The Class 8 trucks move more than 70% of the freight generated by the US.
1.Electric trucks inching closer to become a reality
Diesel powertrain has long dominated the trucking Industry as the most preferred propulsion choice. However, with the evolution of lithium-ion battery, mostly driven by the development of electric car market, electric trucks seem like the obvious next thing. It is to be noted that, as we discuss electric trucks at the moment, there is absolutely no market for it right now but we envision a market for the same not too far from now on. Earlier on, the idea of a heavy truck having electric propulsion looked far-fetched as there are numerous restraints for the same. Some of the notable challenges being huge battery capacity required for a decent driving range, charging infrastructure to keep them going on highways, reduced payload capacity due to the additional weight of the batteries, reliability and after sales support network of an electric powertrain.

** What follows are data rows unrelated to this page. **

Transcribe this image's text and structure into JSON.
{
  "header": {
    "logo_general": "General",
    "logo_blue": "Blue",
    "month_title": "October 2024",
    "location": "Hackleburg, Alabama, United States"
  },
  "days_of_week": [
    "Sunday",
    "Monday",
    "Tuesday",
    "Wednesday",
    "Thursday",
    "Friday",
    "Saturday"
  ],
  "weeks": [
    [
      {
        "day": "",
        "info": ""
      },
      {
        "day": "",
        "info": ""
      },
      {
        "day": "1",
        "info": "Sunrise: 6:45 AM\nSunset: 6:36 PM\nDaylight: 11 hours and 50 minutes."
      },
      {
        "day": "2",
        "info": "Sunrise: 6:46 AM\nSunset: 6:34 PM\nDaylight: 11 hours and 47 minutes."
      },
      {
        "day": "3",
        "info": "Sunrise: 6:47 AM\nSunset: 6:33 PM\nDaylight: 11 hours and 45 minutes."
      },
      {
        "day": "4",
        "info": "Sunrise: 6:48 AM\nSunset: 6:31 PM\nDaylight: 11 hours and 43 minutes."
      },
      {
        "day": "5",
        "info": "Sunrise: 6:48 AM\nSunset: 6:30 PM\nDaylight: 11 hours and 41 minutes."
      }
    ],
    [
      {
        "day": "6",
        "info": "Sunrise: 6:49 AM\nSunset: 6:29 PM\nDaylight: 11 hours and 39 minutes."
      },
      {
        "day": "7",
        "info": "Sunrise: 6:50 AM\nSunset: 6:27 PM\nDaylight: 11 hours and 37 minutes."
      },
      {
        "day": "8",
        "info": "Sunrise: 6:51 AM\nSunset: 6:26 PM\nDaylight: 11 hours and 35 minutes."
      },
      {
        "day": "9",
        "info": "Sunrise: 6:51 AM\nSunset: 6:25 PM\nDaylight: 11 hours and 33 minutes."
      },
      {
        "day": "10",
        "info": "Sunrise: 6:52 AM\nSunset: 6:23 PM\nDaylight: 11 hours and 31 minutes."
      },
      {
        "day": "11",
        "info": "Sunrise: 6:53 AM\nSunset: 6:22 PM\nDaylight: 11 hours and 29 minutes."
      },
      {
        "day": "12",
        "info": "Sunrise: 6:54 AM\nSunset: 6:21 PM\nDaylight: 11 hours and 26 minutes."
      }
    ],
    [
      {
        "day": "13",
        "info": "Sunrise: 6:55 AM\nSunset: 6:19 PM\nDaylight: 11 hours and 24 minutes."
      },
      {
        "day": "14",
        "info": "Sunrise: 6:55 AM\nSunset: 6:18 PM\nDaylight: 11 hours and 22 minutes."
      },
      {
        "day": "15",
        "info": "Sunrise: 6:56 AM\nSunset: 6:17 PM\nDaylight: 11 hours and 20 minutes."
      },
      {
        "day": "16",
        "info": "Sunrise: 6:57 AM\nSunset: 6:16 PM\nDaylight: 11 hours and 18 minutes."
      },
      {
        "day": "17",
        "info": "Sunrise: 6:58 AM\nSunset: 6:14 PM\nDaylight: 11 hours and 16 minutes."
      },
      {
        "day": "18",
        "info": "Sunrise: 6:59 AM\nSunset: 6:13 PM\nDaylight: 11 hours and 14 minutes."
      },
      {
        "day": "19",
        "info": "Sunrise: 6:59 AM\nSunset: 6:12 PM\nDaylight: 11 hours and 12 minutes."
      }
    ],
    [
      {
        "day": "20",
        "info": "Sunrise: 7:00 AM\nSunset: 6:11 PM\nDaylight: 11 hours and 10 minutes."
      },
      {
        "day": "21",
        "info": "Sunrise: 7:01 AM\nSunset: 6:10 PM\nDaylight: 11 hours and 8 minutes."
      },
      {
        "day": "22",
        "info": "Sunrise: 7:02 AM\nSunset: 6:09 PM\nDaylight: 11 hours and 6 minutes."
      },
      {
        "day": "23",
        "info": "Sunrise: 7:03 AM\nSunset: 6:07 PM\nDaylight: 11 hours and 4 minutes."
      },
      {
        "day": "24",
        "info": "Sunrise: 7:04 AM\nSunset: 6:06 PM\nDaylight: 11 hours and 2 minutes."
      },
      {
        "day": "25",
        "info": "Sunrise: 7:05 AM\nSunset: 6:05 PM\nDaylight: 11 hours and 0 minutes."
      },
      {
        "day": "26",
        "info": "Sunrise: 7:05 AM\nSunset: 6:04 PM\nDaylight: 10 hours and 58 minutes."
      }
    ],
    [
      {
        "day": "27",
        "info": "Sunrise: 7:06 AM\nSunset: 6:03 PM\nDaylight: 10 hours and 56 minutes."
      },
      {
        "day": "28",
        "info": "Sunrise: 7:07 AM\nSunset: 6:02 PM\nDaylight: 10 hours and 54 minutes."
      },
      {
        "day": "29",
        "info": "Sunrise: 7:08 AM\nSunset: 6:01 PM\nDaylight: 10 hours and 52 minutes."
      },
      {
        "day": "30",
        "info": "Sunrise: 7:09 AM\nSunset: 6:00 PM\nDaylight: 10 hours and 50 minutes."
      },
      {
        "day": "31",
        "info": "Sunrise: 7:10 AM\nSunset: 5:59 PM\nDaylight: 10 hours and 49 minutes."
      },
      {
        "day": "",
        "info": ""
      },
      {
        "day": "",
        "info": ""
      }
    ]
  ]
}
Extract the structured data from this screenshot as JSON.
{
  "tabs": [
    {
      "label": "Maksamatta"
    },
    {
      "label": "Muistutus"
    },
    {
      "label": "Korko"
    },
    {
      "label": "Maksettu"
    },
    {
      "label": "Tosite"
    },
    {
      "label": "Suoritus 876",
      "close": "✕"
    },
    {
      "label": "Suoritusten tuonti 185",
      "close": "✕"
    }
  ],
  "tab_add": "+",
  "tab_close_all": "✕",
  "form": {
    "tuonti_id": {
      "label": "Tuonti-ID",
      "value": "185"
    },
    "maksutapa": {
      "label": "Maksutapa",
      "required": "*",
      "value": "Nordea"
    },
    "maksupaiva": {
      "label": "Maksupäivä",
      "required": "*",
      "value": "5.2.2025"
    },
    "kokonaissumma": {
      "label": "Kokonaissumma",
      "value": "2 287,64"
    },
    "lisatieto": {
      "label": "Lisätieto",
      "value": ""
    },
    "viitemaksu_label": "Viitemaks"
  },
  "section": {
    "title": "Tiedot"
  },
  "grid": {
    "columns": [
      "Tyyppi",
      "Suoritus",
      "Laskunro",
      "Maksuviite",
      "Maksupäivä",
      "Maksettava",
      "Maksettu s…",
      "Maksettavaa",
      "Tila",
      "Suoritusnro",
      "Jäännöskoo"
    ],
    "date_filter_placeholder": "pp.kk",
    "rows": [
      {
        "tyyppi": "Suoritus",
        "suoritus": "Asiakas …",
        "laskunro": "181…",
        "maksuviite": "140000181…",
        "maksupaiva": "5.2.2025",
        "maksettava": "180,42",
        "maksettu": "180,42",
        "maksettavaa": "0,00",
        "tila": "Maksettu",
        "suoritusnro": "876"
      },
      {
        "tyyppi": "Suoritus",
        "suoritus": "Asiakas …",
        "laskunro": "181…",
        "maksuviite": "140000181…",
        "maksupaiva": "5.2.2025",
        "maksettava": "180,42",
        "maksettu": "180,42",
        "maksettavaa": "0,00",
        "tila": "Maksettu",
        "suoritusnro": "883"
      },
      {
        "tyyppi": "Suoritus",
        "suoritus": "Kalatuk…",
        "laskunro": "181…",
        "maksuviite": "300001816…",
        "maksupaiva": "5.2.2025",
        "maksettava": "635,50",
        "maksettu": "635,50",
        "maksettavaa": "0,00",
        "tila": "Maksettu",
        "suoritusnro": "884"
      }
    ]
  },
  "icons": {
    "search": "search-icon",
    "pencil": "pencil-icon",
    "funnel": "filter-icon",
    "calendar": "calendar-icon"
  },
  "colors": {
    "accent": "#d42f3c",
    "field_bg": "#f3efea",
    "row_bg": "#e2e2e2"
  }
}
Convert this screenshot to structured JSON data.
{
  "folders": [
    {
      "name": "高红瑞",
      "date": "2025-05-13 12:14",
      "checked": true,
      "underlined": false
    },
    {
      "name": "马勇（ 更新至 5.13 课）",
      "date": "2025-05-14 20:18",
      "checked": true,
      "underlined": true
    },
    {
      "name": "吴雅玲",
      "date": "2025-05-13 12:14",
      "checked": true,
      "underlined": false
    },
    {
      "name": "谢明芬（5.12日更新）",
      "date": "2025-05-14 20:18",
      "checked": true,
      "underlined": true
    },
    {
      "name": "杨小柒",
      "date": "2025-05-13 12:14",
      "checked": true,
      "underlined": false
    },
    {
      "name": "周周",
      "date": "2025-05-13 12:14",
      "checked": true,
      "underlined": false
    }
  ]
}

Also read: Freightliner on top in Mexico
2.Growing Research on Truck platooning
The idea of autonomous trucks is getting popular with every passing day but to some, it might seem far-fetched and that’s where the concept of truck platooning comes in. The idea of getting goods delivered by four trucks but utilizing only one driver in the lead vehicle is actually an irresistible proposition. It might also act as a bridge between the drivered truck and driverless truck just the way we are moving to pure electric vehicles using hybrids as a bridge. The platooned trucks could be driven on the arrow-straight Interstate highways of the US and drivers can be used to navigate them into the cities before reaching the end of the trip. It will also take care of the safety angle involved in these high-value vehicles.
3.Growing Penetration of ADAS
In 2017, the penetration of Collision mitigation system in Class 8 trucks in the US alone has been around 26%, compared to less than 10% in 2014.In case an OEM is offering ADAS as an optional feature, the price ranges between $2,300-$4,700 for a variety of features. These technologies keep an eye on driver’s fatigue as well as help in predictive maintenance of a vehicle
Some of the recent developments supporting our understanding of this trend has been put below:-
- The market leader in North America, Daimler is seeing ADAS fitment rate of 63% in the 2018 Freightliner Cascadia
- In June 2017, Volvo made Active Driver Assist a standard offering on VNR and VNL tractors which includes Collision mitigation system and Lane departure warning system
- In May 2017, Kenworth started offering radar-based safety system as an optional extra on Kenworth T680 and T880 models
- Till May 2017, Schneider had fitted more than 13,000 of its On-highway tractors with an Autonomous emergency braking system
- In April 2017, International made Collision mitigation system standard on its new regional haul truck RH series
There is a growing amount of electrification in the powertrain of Class 8 trucks. Although we have earlier talked about electric trucks here we are going to talk about the consolidated efforts to hybridize the powertrain with the help of an electric motor. There are a lot of applications where the trucks spend a bulk of their time on a fixed route(Ex- refuse collection) or being stationary(Ex-construction site). They are the ideal application for hybridization. Let’s say even if a hybrid arrangement in an electric motor takes away 10-15% of the vehicle load, then it would easily result in 7-8% of fuel economy improvement, which can optimize profitability of a fleet operator. Not to forget the reduction in exhaust emission which can be helpful in an environment-conscious market like California.
Also Read : Tesla trucks to start at $150,000
5.Engine Downsizing and Down-speeding
The long haul class 8 trucks typically cruise at around ~1100 RPM at 65 mph but the future targets for the same speed are in the range of ~900 RPM. The engine downsizing, on the other hand, will be useful in every possible application if the downsized engine is making as much power and torques as it was making earlier, only with less fuel required now.
Some of the recent facts supporting this trend are put below:
- In early 2017, Volvo Trucks North America decided to stop production of its 16L engines on account of sluggish demand for the same
- 13L engines are the most sought after engines in Class 8 trucks these days as opposed to 15L engines earlier
- Features like Predictive cruise control and Variable torque control systems have further aided the cause of engine downsizing